In People v. Barger, the defendant was convicted based on one photo of a nude 8- to 10-year old girl swinging on a tether ball on the beach. The appellate court applied a six-factor test to decide if the image was lewd: (1) Was the image’s focal point was on the child’s genitals? (2) Was the setting sexually suggestive, (3) Was the child depicted in an unnatural pose or in inappropriate attire considering the child’s age? (4) Was the child fully or partially clothed or nude? (5) Did the image suggest sexual coyness or a willingness to engage in sexual activity? and (6) Was the image intended to elicit a sexual response in the viewer? Not all six factors must be present to find that an image is lewd.
The appellate court found that only one of the four factors was present—the child was nude. Otherwise, the photo’s focal point was not the child’s genitals; there was nothing sexually suggestive about the photo’s setting which was the beach; the child’s pose was not unnatural; nothing suggested sexual coyness and the photo was not taken in a way to elicit a sexual response. Therefore, the defendant’s conviction was overturned.
If you have been charged with child pornography or a similar offense, contact an experienced criminal law attorney immediately. An attorney can review your case for its best possible defense. Should you have known the child was under age 18? Is the image truly lewd? An attorney who is familiar with your particular judge can best argue the six factors in the light most favorable to you in hopes of winning your acquittal.
If you have questions about this or another related Illinois criminal or traffic matter, please contact Matt Keenan at 847-568-0160 or email firstname.lastname@example.org.

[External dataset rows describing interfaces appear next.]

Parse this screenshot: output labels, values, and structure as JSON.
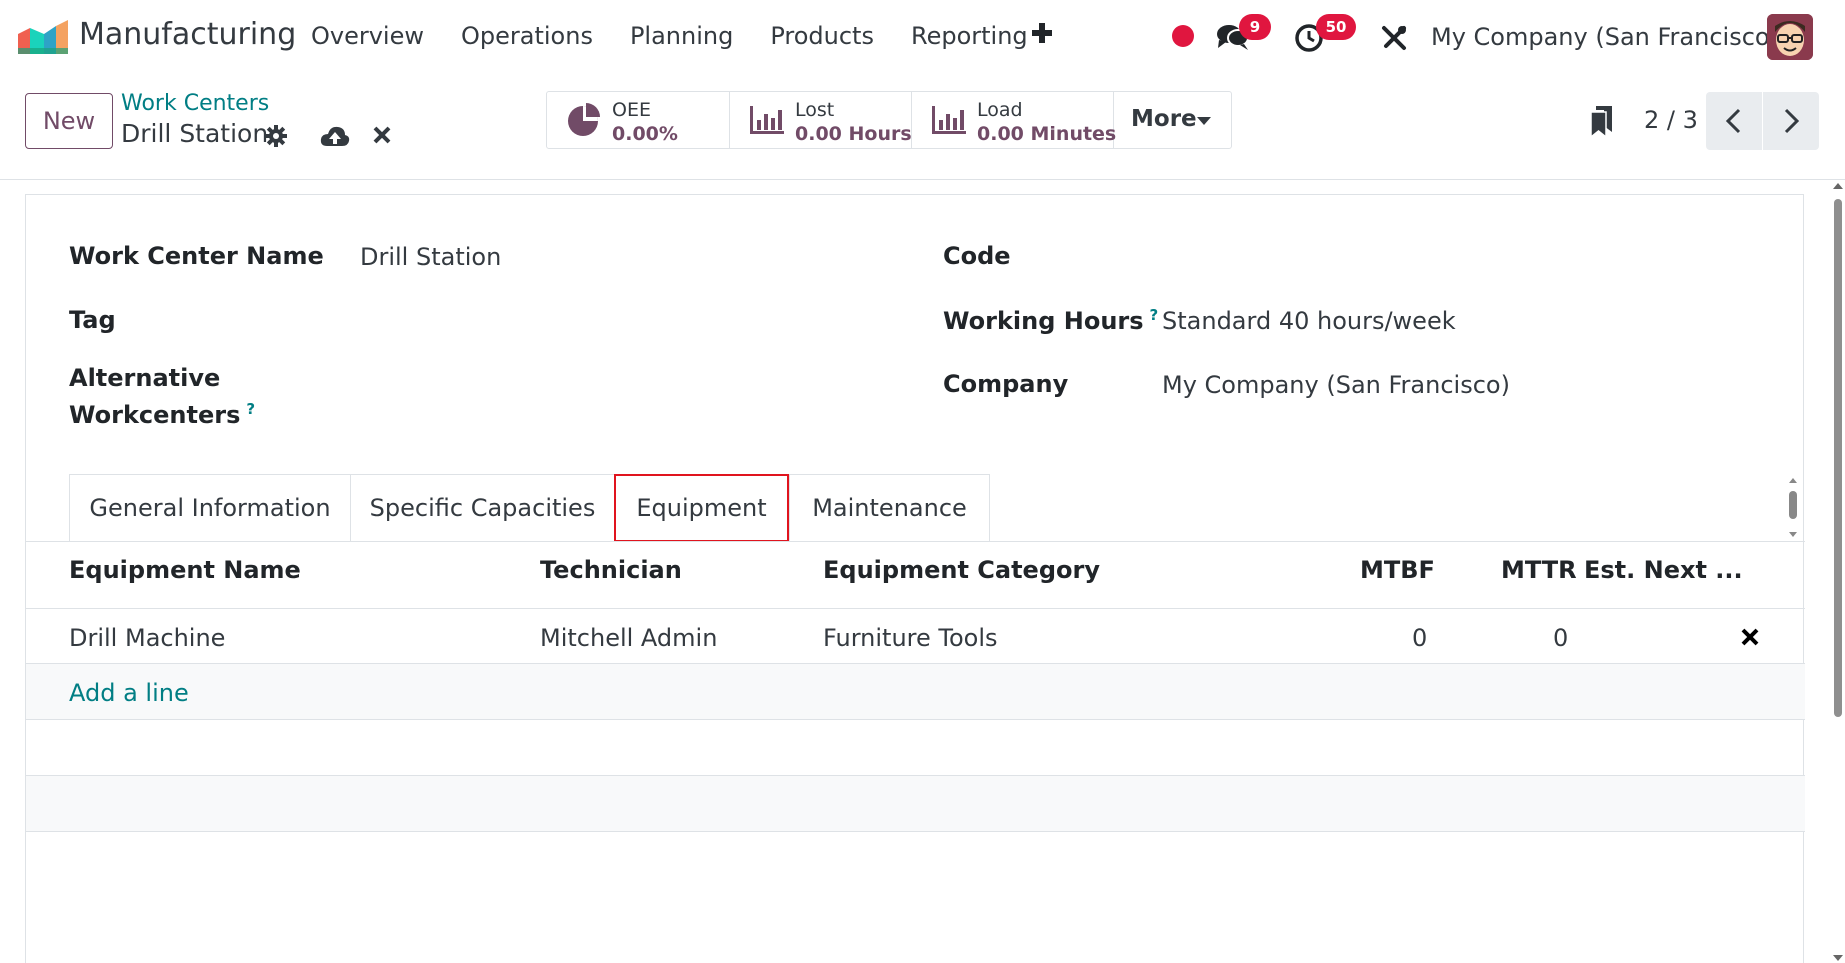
{
  "navbar": {
    "app_title": "Manufacturing",
    "menu": [
      "Overview",
      "Operations",
      "Planning",
      "Products",
      "Reporting"
    ],
    "chat_badge": "9",
    "activity_badge": "50",
    "company": "My Company (San Francisco)",
    "icons": [
      "app-logo",
      "plus-icon",
      "record-dot-icon",
      "chat-icon",
      "clock-icon",
      "tools-icon",
      "avatar"
    ]
  },
  "control": {
    "new_label": "New",
    "breadcrumb_parent": "Work Centers",
    "breadcrumb_current": "Drill Station",
    "smart_buttons": [
      {
        "label": "OEE",
        "value": "0.00%",
        "icon": "pie-chart-icon"
      },
      {
        "label": "Lost",
        "value": "0.00 Hours",
        "icon": "bar-chart-icon"
      },
      {
        "label": "Load",
        "value": "0.00 Minutes",
        "icon": "bar-chart-icon"
      }
    ],
    "more_label": "More",
    "pager": "2 / 3"
  },
  "form": {
    "fields": {
      "work_center_name_label": "Work Center Name",
      "work_center_name_value": "Drill Station",
      "tag_label": "Tag",
      "alt_label_line1": "Alternative",
      "alt_label_line2": "Workcenters",
      "code_label": "Code",
      "working_hours_label": "Working Hours",
      "working_hours_value": "Standard 40 hours/week",
      "company_label": "Company",
      "company_value": "My Company (San Francisco)",
      "help_mark": "?"
    },
    "tabs": [
      "General Information",
      "Specific Capacities",
      "Equipment",
      "Maintenance"
    ],
    "active_tab": "Equipment"
  },
  "equipment": {
    "columns": [
      "Equipment Name",
      "Technician",
      "Equipment Category",
      "MTBF",
      "MTTR",
      "Est. Next ..."
    ],
    "rows": [
      {
        "name": "Drill Machine",
        "technician": "Mitchell Admin",
        "category": "Furniture Tools",
        "mtbf": "0",
        "mttr": "0"
      }
    ],
    "add_line": "Add a line"
  },
  "colors": {
    "brand": "#714b67",
    "link": "#017e84",
    "badge": "#e0163f",
    "active_tab_outline": "#e0141e"
  }
}
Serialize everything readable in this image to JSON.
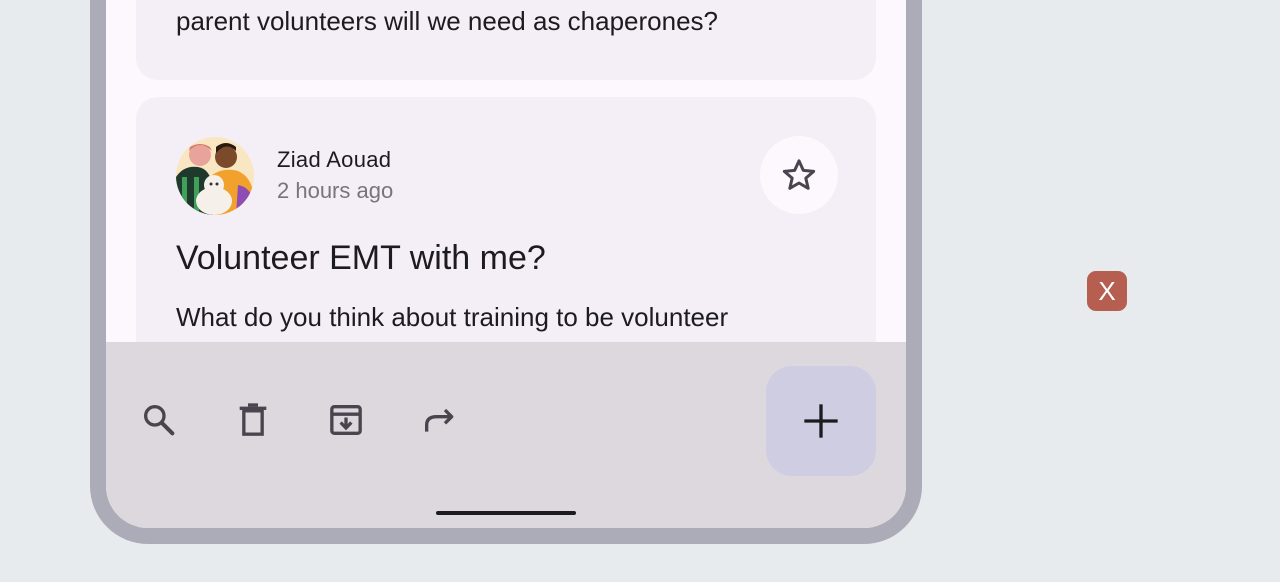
{
  "previous_card": {
    "text": "parent volunteers will we need as chaperones?"
  },
  "card": {
    "author": "Ziad Aouad",
    "time": "2 hours ago",
    "title": "Volunteer EMT with me?",
    "body": "What do you think about training to be volunteer"
  },
  "bottom_bar": {
    "icons": [
      "search-icon",
      "trash-icon",
      "archive-icon",
      "forward-icon"
    ],
    "fab_icon": "plus-icon"
  },
  "overlay": {
    "close_label": "X"
  },
  "colors": {
    "background": "#e8ebee",
    "device_frame": "#acabb8",
    "screen": "#fdf7fe",
    "card": "#f4eff6",
    "bottom_bar": "#ddd8de",
    "fab": "#cfcde2",
    "close_button": "#b65e4f"
  }
}
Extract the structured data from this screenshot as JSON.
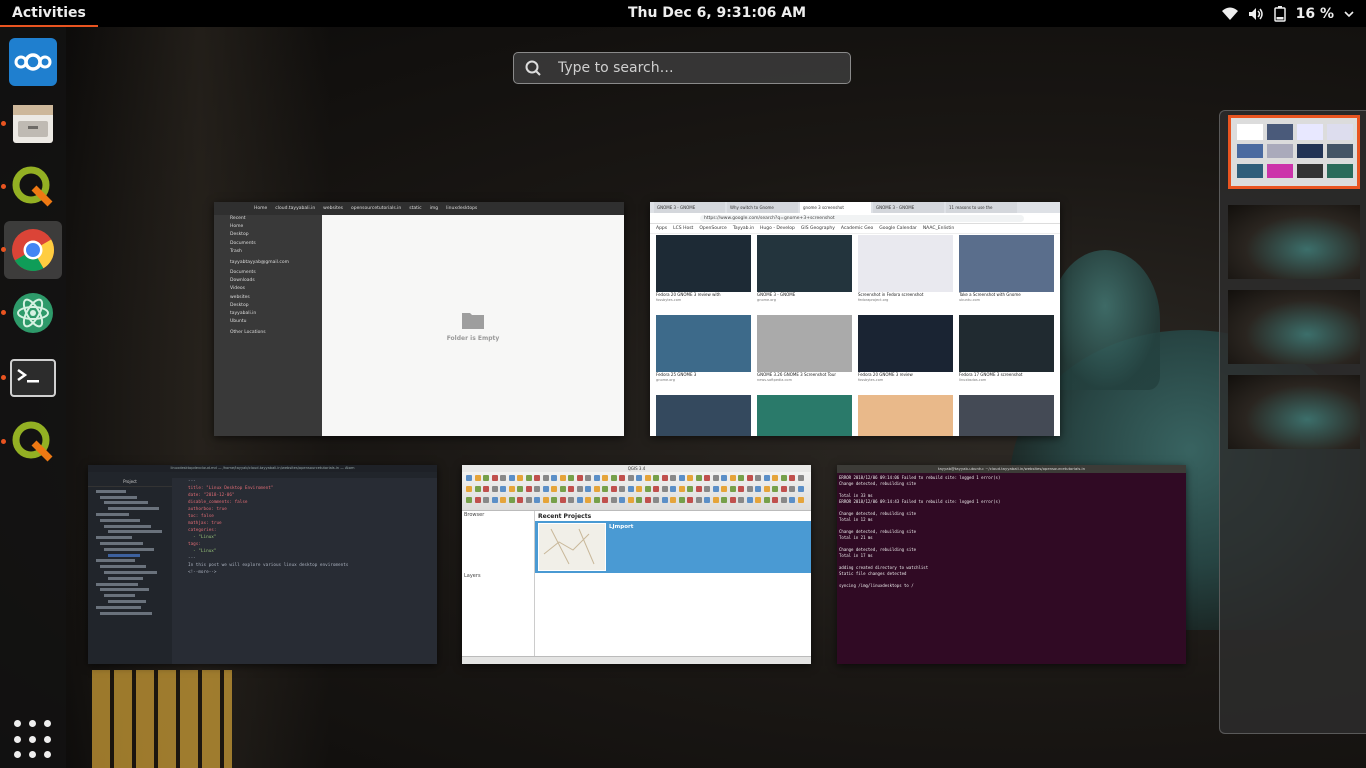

(Besides Skokie, Matt Keenan also serves the communities of Arlington Heights, Chicago, Deerfield, Des Plaines, Evanston, Glenview, Morton Grove, Mount Prospect, Niles, Northbrook, Park Ridge, Rolling Meadows, Wilmette and Winnetka.)